nothing could be farther [sic] from the truth. There is a robust base of evidence for the chiropractic management of children including practice guidelines by the Council on Chiropractic Practice and the International Chiropractors Association. Further, studies on safety and efficacy have been carried out by the International Chiropractic Pediatric Association among others.
The , saying there is “plenty of science” supporting vertebral subluxation management.
supporting chiropractic care of children:
Misalignments in the spine may result from the birth process, falls, tumbles, and stresses of childhood, resulting in interference with proper function of the nerve system. These are called vertebral subluxations. Doctors of Chiropractic recognize the importance of locating and gently correcting vertebral subluxations so that the body may function at its best.
The is “offering any and all assistance, information and available resources” to the Australian Chiropractors Association, while advocating “the earliest possible evaluation, detection and correction of chiropractic subluxations in children, especially infants, to maximize the potential for normal growth and development”.
To borrow Dr. Jones’s term, this is typical “straight” chiropractic shtick, and it’s nonsense. Yet it is the foundation upon which subluxation-based chiropractors, including the Australian video stars, base treatment of all manner of childhood conditions via “adjustments” to restore “proper nerve function” thereby allowing “the body to heal itself”. This is scaremongering to convince parents that the normal birth process (hence the chiropractors sneaking into hospitals) and everyday childhood activities are a dire threat to their children’s health and require immediate chiropractic treatment.
One of the supporters did make an interesting point, though. The CBA’s Interim Policy defines “spinal manipulation” as “moving the joints of the spine beyond the child’s usual physiological range of motion using a high velocity, low amplitude thrust”. But, as the author notes, “much of chiropractic care of infants does not involve cavitating joints.” This is, in fact, a chiropractic selling point: that their “adjustments” of a child’s “vertebral subluxations” is gentle or, as they like to say, comparable to the pressure used to check the ripeness of a tomato. Whether the ban will fall on this semantic nicety remains to be seen.
In any event, it is perfectly legal here in the U.S. to make these claims and no one seems to be doing a thing about it. Notably, that no child under eight can be treated by chiropractors.

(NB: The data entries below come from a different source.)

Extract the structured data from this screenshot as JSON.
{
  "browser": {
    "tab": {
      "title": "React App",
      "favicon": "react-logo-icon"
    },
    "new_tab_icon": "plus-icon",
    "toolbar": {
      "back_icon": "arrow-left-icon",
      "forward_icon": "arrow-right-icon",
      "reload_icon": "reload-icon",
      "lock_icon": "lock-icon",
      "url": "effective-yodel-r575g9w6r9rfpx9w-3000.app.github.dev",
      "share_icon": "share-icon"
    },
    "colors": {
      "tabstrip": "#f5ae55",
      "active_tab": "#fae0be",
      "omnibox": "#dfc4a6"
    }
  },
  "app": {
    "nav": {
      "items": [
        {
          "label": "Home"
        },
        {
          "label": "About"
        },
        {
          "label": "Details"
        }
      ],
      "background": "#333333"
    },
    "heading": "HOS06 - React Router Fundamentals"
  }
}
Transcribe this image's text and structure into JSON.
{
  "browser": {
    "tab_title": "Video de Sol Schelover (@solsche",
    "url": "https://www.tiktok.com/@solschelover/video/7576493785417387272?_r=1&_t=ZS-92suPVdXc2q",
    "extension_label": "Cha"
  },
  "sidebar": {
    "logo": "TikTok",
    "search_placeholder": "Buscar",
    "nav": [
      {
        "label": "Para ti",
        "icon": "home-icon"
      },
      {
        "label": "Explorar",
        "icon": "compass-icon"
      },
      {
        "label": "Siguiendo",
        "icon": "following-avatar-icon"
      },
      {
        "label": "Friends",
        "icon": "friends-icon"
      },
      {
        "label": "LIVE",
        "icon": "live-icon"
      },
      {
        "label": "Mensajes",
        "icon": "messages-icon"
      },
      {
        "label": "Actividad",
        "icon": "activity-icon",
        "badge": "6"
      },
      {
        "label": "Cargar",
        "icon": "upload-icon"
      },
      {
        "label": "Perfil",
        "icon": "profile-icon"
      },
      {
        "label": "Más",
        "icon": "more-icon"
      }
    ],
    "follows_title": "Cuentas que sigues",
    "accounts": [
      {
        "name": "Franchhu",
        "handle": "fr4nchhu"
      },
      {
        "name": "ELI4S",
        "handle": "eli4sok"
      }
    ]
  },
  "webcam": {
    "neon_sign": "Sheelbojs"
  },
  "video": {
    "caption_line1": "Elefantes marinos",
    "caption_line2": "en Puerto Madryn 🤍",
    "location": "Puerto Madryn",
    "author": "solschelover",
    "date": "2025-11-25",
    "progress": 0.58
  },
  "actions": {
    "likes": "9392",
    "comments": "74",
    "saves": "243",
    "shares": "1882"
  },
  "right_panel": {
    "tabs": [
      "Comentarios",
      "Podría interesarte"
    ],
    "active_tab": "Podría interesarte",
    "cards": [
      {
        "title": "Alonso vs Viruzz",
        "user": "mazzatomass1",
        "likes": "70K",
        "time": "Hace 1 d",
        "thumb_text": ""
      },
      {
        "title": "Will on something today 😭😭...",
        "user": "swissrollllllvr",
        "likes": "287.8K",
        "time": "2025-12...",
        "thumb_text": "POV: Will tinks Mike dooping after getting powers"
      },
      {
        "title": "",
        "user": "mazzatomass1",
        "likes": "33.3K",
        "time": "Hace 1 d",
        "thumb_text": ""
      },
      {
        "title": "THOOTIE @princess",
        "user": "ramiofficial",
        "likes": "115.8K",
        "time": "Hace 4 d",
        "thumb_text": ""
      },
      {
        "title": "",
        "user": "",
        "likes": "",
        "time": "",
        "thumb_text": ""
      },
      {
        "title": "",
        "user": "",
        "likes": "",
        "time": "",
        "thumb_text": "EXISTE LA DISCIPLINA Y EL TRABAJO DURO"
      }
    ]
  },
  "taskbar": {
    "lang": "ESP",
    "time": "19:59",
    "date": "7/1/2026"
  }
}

Based on a of the evidence evaluating the use of manual therapy for clinical conditions in the pediatric population, assessing the methodological quality of the studies, and synthesizing findings based on health condition, it looks like Safer Care Victoria’s independent expert review cannot possibly support chiropractic manipulation for children. Put another way, actually there is not “plenty of science”.
Fifty studies investigated the clinical effects of manual therapies for a wide variety of pediatric conditions. Moderate-positive overall assessment was found for 3 conditions: low back pain, pulled elbow, and premature infants. Inconclusive unfavorable outcomes were found for 2 conditions: scoliosis (OMT) and torticollis (MT). All other condition’s overall assessments were either inconclusive favorable or unclear. Adverse events were uncommonly reported. More robust clinical trials in this area of healthcare are needed.
And that was the conclusion of researchers from three chiropractic colleges and a private chiropractic practice. with the evidence. His review of their review concluded
there is no good evidence for chiropractic, osteopathic or other manual treatments for children suffering from any condition.
And, as he pointed out, even if you accept the authors’ take,
Only three conditions are, according to the authors, based on evidence. This is hardly enough to sustain an entire speciality of paediatric chiropractors.
I hope Australia’s Health Ministers will come to the same conclusion and, more importantly, do something about it.